• [Aim of the task]
Every line of the material below should be repeated exactly.

• [Excerpted data]
────────────────────────────────────────

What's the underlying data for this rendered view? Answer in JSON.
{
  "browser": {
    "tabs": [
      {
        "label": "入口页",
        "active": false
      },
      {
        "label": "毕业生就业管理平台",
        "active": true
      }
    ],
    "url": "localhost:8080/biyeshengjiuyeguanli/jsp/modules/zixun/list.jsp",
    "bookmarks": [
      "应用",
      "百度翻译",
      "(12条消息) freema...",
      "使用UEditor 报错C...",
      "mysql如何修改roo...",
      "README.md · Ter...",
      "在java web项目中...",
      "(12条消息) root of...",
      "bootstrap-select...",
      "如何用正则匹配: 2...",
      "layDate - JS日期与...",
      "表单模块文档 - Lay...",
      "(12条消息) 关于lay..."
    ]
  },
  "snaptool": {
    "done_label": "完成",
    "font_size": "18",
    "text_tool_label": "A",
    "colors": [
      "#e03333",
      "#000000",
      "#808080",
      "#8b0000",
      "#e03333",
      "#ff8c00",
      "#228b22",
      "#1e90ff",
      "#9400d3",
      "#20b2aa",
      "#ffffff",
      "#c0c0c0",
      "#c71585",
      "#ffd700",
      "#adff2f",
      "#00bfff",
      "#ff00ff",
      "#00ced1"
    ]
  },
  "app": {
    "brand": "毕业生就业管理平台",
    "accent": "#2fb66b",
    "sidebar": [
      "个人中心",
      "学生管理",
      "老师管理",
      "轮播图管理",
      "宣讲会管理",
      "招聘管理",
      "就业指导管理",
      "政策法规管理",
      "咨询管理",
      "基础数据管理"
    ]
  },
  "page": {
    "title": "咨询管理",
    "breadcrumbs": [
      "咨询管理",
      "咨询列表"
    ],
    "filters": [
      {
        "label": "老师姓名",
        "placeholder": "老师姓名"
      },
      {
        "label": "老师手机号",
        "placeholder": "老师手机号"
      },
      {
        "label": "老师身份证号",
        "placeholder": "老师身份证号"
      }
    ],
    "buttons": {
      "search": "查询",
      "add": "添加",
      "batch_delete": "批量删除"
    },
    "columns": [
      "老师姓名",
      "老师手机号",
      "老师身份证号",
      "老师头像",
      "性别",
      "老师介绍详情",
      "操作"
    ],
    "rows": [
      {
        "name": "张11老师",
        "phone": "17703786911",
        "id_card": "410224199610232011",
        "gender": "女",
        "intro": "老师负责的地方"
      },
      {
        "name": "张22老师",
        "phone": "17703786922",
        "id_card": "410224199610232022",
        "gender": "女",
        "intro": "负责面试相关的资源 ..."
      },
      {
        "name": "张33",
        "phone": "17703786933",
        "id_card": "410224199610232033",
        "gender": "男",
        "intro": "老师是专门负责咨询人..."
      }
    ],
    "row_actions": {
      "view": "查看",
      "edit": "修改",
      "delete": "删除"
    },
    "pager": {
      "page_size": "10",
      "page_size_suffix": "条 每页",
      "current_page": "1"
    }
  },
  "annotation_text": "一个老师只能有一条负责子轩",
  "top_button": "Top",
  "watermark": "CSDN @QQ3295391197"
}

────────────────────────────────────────

• [Your response]
What's the underlying data for this rendered view? Answer in JSON.
{
  "browser": {
    "tabs": [
      {
        "label": "入口页",
        "active": false
      },
      {
        "label": "毕业生就业管理平台",
        "active": true
      }
    ],
    "url": "localhost:8080/biyeshengjiuyeguanli/jsp/modules/zixun/list.jsp",
    "bookmarks": [
      "应用",
      "百度翻译",
      "(12条消息) freema...",
      "使用UEditor 报错C...",
      "mysql如何修改roo...",
      "README.md · Ter...",
      "在java web项目中...",
      "(12条消息) root of...",
      "bootstrap-select...",
      "如何用正则匹配: 2...",
      "layDate - JS日期与...",
      "表单模块文档 - Lay...",
      "(12条消息) 关于lay..."
    ]
  },
  "snaptool": {
    "done_label": "完成",
    "font_size": "18",
    "text_tool_label": "A",
    "colors": [
      "#e03333",
      "#000000",
      "#808080",
      "#8b0000",
      "#e03333",
      "#ff8c00",
      "#228b22",
      "#1e90ff",
      "#9400d3",
      "#20b2aa",
      "#ffffff",
      "#c0c0c0",
      "#c71585",
      "#ffd700",
      "#adff2f",
      "#00bfff",
      "#ff00ff",
      "#00ced1"
    ]
  },
  "app": {
    "brand": "毕业生就业管理平台",
    "accent": "#2fb66b",
    "sidebar": [
      "个人中心",
      "学生管理",
      "老师管理",
      "轮播图管理",
      "宣讲会管理",
      "招聘管理",
      "就业指导管理",
      "政策法规管理",
      "咨询管理",
      "基础数据管理"
    ]
  },
  "page": {
    "title": "咨询管理",
    "breadcrumbs": [
      "咨询管理",
      "咨询列表"
    ],
    "filters": [
      {
        "label": "老师姓名",
        "placeholder": "老师姓名"
      },
      {
        "label": "老师手机号",
        "placeholder": "老师手机号"
      },
      {
        "label": "老师身份证号",
        "placeholder": "老师身份证号"
      }
    ],
    "buttons": {
      "search": "查询",
      "add": "添加",
      "batch_delete": "批量删除"
    },
    "columns": [
      "老师姓名",
      "老师手机号",
      "老师身份证号",
      "老师头像",
      "性别",
      "老师介绍详情",
      "操作"
    ],
    "rows": [
      {
        "name": "张11老师",
        "phone": "17703786911",
        "id_card": "410224199610232011",
        "gender": "女",
        "intro": "老师负责的地方"
      },
      {
        "name": "张22老师",
        "phone": "17703786922",
        "id_card": "410224199610232022",
        "gender": "女",
        "intro": "负责面试相关的资源 ..."
      },
      {
        "name": "张33",
        "phone": "17703786933",
        "id_card": "410224199610232033",
        "gender": "男",
        "intro": "老师是专门负责咨询人..."
      }
    ],
    "row_actions": {
      "view": "查看",
      "edit": "修改",
      "delete": "删除"
    },
    "pager": {
      "page_size": "10",
      "page_size_suffix": "条 每页",
      "current_page": "1"
    }
  },
  "annotation_text": "一个老师只能有一条负责子轩",
  "top_button": "Top",
  "watermark": "CSDN @QQ3295391197"
}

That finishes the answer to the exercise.